**EXERCISE INSTRUCTIONS**: Which lines of the data include the string "this"? List them all.

[Data about app and page elements]
──────────
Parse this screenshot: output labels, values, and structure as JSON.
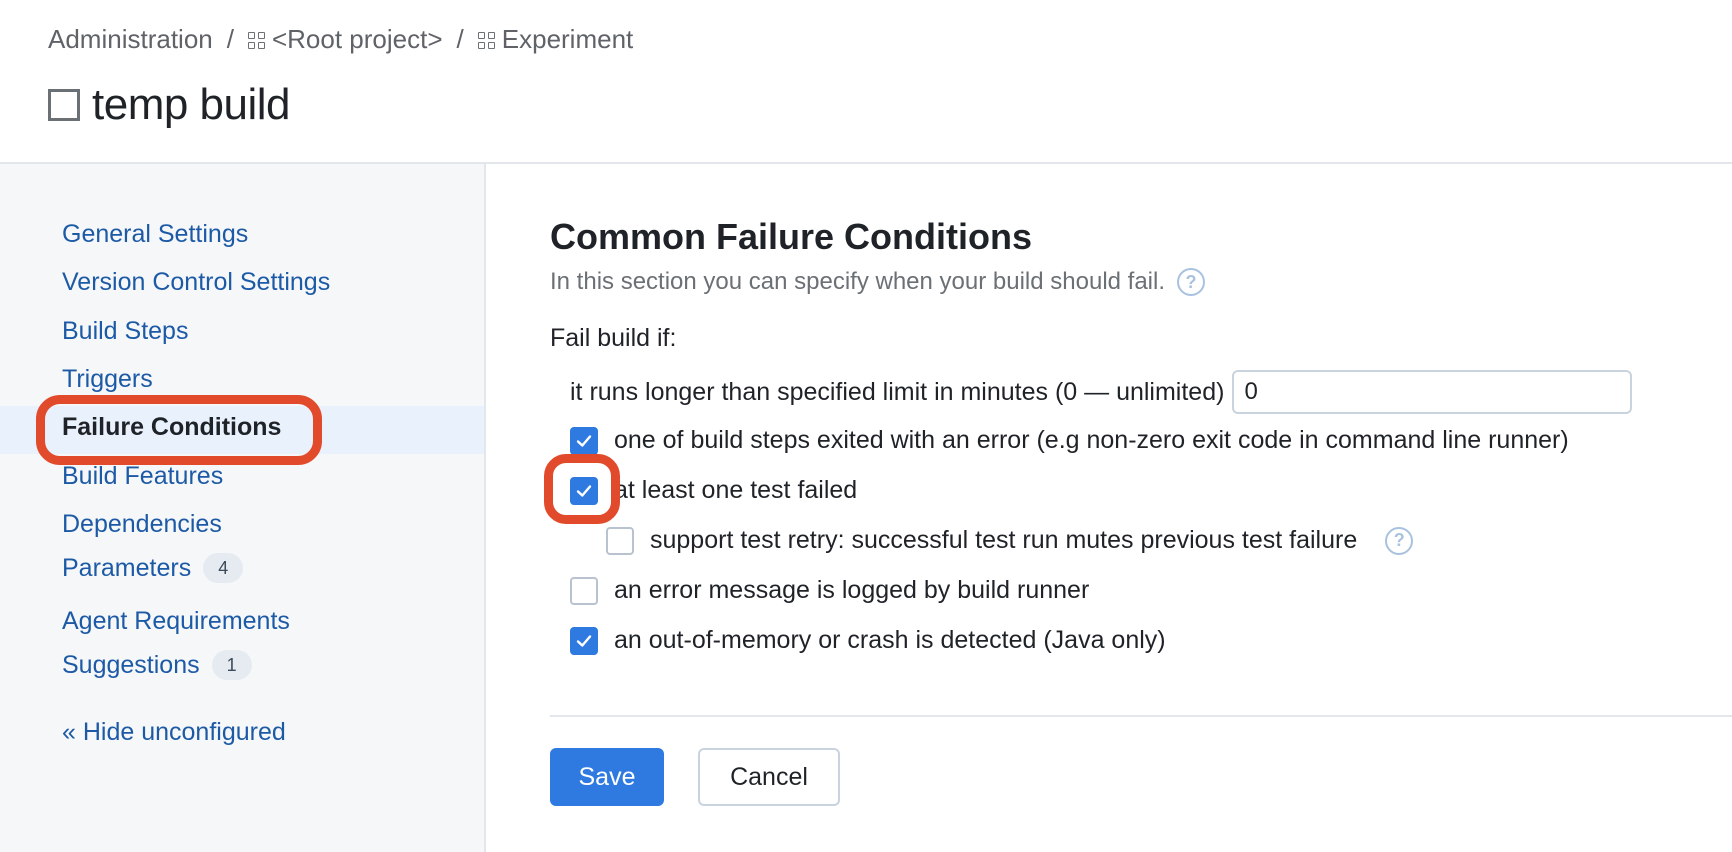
{
  "breadcrumb": {
    "items": [
      "Administration",
      "<Root project>",
      "Experiment"
    ],
    "separator": "/"
  },
  "page": {
    "title": "temp build"
  },
  "sidebar": {
    "items": [
      {
        "label": "General Settings"
      },
      {
        "label": "Version Control Settings"
      },
      {
        "label": "Build Steps"
      },
      {
        "label": "Triggers"
      },
      {
        "label": "Failure Conditions",
        "active": true
      },
      {
        "label": "Build Features"
      },
      {
        "label": "Dependencies"
      },
      {
        "label": "Parameters",
        "badge": "4"
      },
      {
        "label": "Agent Requirements"
      },
      {
        "label": "Suggestions",
        "badge": "1"
      }
    ],
    "hide_unconfigured": "« Hide unconfigured"
  },
  "main": {
    "section_title": "Common Failure Conditions",
    "section_desc": "In this section you can specify when your build should fail.",
    "help_glyph": "?",
    "fail_label": "Fail build if:",
    "timeout_label": "it runs longer than specified limit in minutes (0 — unlimited)",
    "timeout_value": "0",
    "conditions": [
      {
        "label": "one of build steps exited with an error (e.g non-zero exit code in command line runner)",
        "checked": true
      },
      {
        "label": "at least one test failed",
        "checked": true
      },
      {
        "label": "support test retry: successful test run mutes previous test failure",
        "checked": false
      },
      {
        "label": "an error message is logged by build runner",
        "checked": false
      },
      {
        "label": "an out-of-memory or crash is detected (Java only)",
        "checked": true
      }
    ],
    "save_label": "Save",
    "cancel_label": "Cancel"
  },
  "colors": {
    "accent": "#2f7ae0",
    "link": "#1d5aa6",
    "highlight": "#e24a2c"
  }
}
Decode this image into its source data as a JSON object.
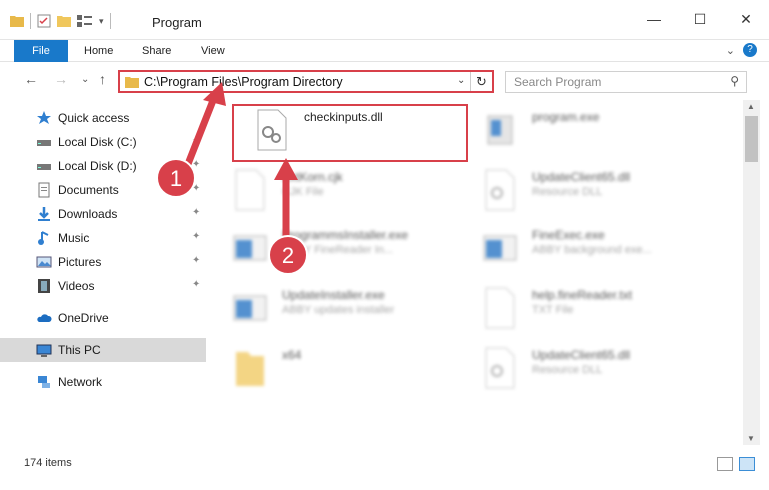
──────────
**TASK ANSWER**:
Parse this screenshot: output labels, values, and structure as JSON.
    "section_desc": "In this section you can specify when your build should fail.",
Decode this image into its source data as a JSON object.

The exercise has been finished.